Players report that they find the multi-terminal games fun instead of intimidating, as they can learn how to play the game without embarrassment. Many eventually move on to live table games once they feel comfortable with the game play. A segment that integrates table games and slots, multi-terminals have a lot of upside in the future. They’re rudimentary in that they’re replicating table games, but have a lot of potential for value added, anti-bet, jackpots, bonusing and features that the slot players are familiar with and demand. “The current focus is on replicating games as close as you can to a table game,” adds Young, “but there is a category for expansion of the game with huge potential.”
Aruze has several other product offerings to further enhance their game platforms and libraries.
The eXchanger™ is an innovative bill validator that accepts up to seven different currencies. The centrally managed property exchange rates take care of conversion and assist in the gaming operations audit process for exchange reconciliation. In jurisdictions where multiple currencies exist, or neighboring communities use different currencies (such as the U.S. and Canada border), the eXchanger simplifies the procedure for patrons.
The eVOIP™ is an easy-to-use, long-overdue feature. It allows the players to communicate with VOIP technology from the LCD panel in the slot machine to casino staff. Whether it is to order a beverage, have a slot attendant confirm that they are en-route to fix a ticket jam, or to provide assistance to the player, it is another way for the operator to make personal contact with the players. Customers who have seen it have given it tremendous reviews.
The eCARD™ offers functionality and innovation to patrons. Designed to both work in conjunction with or to replace TITO, it is an alternative cash-handling system. It can be used as an anonymous cash system, just like TITO. The player can insert a card in the machine and if they use up all of their funds, they can simply leave the card in the machine. If another player inserts currency into the machine, they can cash out onto the card, allowing them to be recycled. You don’t even need it in the machine. You can swipe it over a reader then place it in your pocket. The game will download credits from the card, and another swipe of the card can take the credits from the machine and put them back onto the card.
The final offering is G-LINK™, an addition to several base games. There are currently four G-LINK games: Jackpot Battle Royal™, Link Craps™, Manny Pacquiao Link™ and Dragon’s Fortune™.
Link Craps, as an example, is based on the popular table game. The mystery bonus feature allows players on linked machines to play craps on a virtual craps table. The outcomes of the rolls of one player determine the wins or losses of other players. It features an easy mode for novice craps players as well as a professional mode for advanced players. According to Aruze, “Players share in the special bonus event, and rather than compete against each other, they play together for a winning outcome.

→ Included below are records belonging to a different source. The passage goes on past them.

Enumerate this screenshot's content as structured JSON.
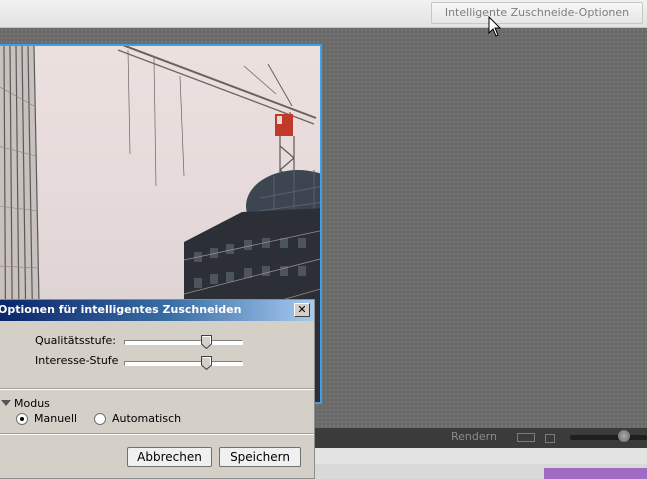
{
  "toolbar": {
    "smart_crop_options_button": "Intelligente Zuschneide-Optionen"
  },
  "timeline": {
    "render_label": "Rendern"
  },
  "dialog": {
    "title": "Optionen für intelligentes Zuschneiden",
    "close_glyph": "✕",
    "quality_label": "Qualitätsstufe:",
    "quality_value_pct": 73,
    "interest_label": "Interesse-Stufe",
    "interest_value_pct": 73,
    "mode_section_label": "Modus",
    "mode_options": [
      {
        "label": "Manuell",
        "selected": true
      },
      {
        "label": "Automatisch",
        "selected": false
      }
    ],
    "cancel_label": "Abbrechen",
    "save_label": "Speichern"
  },
  "colors": {
    "selection_border": "#3aa0e8",
    "title_gradient_start": "#0a246a",
    "title_gradient_end": "#a6caf0",
    "purple_clip": "#a06cc1"
  },
  "icons": [
    "mouse-pointer-icon",
    "close-icon",
    "collapse-triangle-icon",
    "fullscreen-icon",
    "square-icon",
    "zoom-slider-thumb"
  ]
}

The suspense and thrill of rolling the dice builds excitement on the gaming floor. The bonus game awards a number of credits based off of a share of a progressive pool of credits which grows as base games are played.”

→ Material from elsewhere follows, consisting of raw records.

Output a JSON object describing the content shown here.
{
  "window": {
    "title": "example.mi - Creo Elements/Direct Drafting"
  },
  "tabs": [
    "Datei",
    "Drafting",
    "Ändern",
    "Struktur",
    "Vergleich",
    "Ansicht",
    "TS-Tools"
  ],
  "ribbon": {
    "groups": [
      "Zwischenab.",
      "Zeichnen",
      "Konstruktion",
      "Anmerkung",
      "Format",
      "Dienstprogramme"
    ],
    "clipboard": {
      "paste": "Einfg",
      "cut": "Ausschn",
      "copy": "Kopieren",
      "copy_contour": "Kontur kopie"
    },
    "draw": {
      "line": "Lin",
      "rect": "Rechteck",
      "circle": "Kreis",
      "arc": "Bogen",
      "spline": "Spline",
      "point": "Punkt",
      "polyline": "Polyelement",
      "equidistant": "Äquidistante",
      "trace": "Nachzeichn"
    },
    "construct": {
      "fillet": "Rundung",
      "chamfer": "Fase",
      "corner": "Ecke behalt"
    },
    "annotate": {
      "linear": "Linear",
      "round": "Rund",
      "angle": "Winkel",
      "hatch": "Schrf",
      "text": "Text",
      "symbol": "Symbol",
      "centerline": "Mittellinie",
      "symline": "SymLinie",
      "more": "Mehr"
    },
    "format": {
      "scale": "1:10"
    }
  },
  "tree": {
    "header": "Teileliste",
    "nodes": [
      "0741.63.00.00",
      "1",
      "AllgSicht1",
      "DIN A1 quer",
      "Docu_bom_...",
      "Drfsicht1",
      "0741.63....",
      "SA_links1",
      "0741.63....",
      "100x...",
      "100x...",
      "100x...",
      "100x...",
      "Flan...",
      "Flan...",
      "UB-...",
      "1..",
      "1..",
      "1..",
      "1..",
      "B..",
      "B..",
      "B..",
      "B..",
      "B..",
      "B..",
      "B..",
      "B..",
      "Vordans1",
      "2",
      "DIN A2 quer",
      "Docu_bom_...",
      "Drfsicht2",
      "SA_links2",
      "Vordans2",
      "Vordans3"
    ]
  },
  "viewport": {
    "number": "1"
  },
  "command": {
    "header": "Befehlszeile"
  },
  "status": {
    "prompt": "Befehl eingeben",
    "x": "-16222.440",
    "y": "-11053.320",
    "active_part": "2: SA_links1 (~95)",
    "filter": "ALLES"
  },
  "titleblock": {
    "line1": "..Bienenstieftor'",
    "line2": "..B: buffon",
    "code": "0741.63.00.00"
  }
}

In keeping with Aruze’s design philosophy, the G-LINK games feature top-boxes and toppers with advanced graphics and colorful lights. The top-boxes also explain the bonus games to allow those participating to enjoy the experience. The boxes also serve to attract players when the bonus game is not in play.
With a history of innovation, intrepid math models and a global positioning, Aruze no doubt has a bright future. Given the long history and track record of the company, coupled with Kent Young’s own proven track record in the gaming industry, casino floors in North America—and around the globe—are likely to experience a bit of Japanese influence. Or a lot.